• **Data listing**:
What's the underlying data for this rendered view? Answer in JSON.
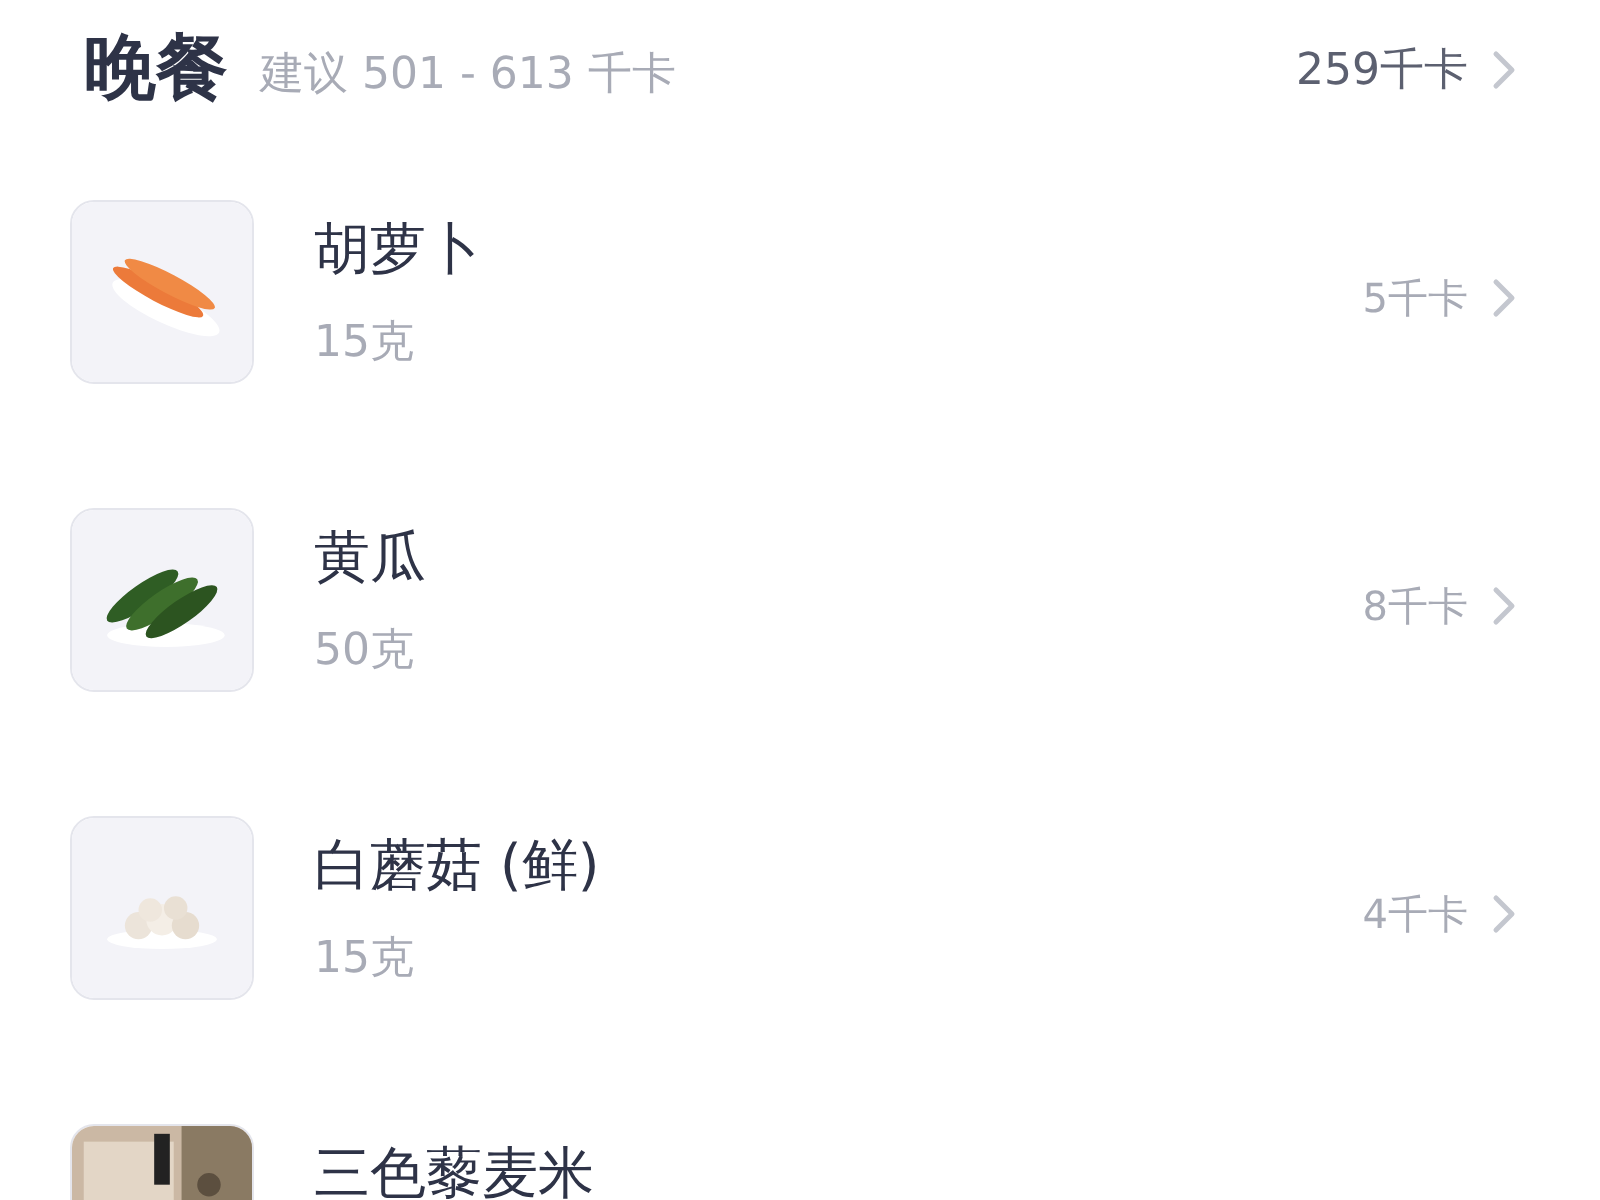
{
  "meal": {
    "title": "晚餐",
    "suggestion": "建议 501 - 613 千卡",
    "total": "259千卡"
  },
  "items": [
    {
      "name": "胡萝卜",
      "amount": "15克",
      "calories": "5千卡"
    },
    {
      "name": "黄瓜",
      "amount": "50克",
      "calories": "8千卡"
    },
    {
      "name": "白蘑菇 (鲜)",
      "amount": "15克",
      "calories": "4千卡"
    },
    {
      "name": "三色藜麦米"
    }
  ]
}
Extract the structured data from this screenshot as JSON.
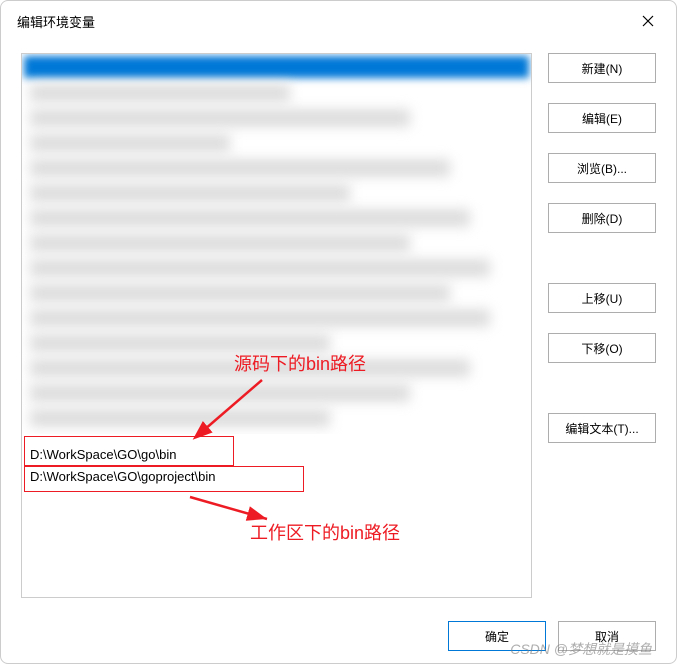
{
  "dialog": {
    "title": "编辑环境变量"
  },
  "paths": {
    "row1": "D:\\WorkSpace\\GO\\go\\bin",
    "row2": "D:\\WorkSpace\\GO\\goproject\\bin"
  },
  "annotations": {
    "source_bin": "源码下的bin路径",
    "workspace_bin": "工作区下的bin路径"
  },
  "buttons": {
    "new": "新建(N)",
    "edit": "编辑(E)",
    "browse": "浏览(B)...",
    "delete": "删除(D)",
    "move_up": "上移(U)",
    "move_down": "下移(O)",
    "edit_text": "编辑文本(T)...",
    "ok": "确定",
    "cancel": "取消"
  },
  "watermark": "CSDN @梦想就是摸鱼"
}
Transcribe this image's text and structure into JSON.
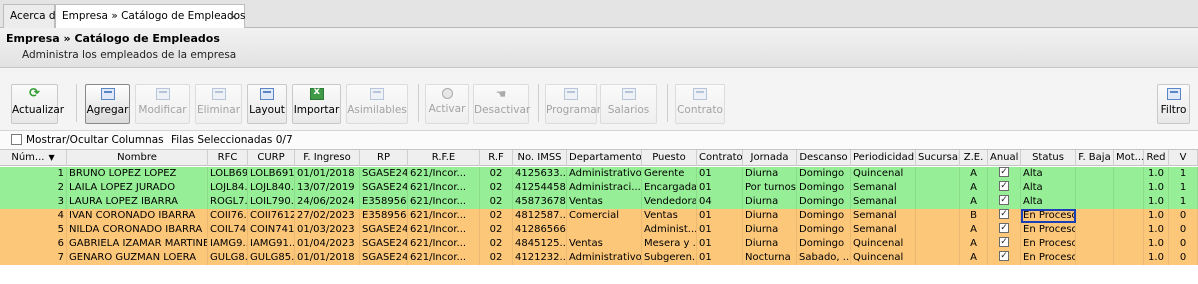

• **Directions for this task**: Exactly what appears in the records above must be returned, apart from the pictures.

• **Exercise solution**:
What's the underlying data for this rendered view? Answer in JSON.
{
  "meal": {
    "title": "晚餐",
    "suggestion": "建议 501 - 613 千卡",
    "total": "259千卡"
  },
  "items": [
    {
      "name": "胡萝卜",
      "amount": "15克",
      "calories": "5千卡"
    },
    {
      "name": "黄瓜",
      "amount": "50克",
      "calories": "8千卡"
    },
    {
      "name": "白蘑菇 (鲜)",
      "amount": "15克",
      "calories": "4千卡"
    },
    {
      "name": "三色藜麦米"
    }
  ]
}
Extract the structured data from this screenshot as JSON.
{
  "dialog": {
    "title": "编辑环境变量"
  },
  "paths": {
    "row1": "D:\\WorkSpace\\GO\\go\\bin",
    "row2": "D:\\WorkSpace\\GO\\goproject\\bin"
  },
  "annotations": {
    "source_bin": "源码下的bin路径",
    "workspace_bin": "工作区下的bin路径"
  },
  "buttons": {
    "new": "新建(N)",
    "edit": "编辑(E)",
    "browse": "浏览(B)...",
    "delete": "删除(D)",
    "move_up": "上移(U)",
    "move_down": "下移(O)",
    "edit_text": "编辑文本(T)...",
    "ok": "确定",
    "cancel": "取消"
  },
  "watermark": "CSDN @梦想就是摸鱼"
}
Transcribe this image's text and structure into JSON.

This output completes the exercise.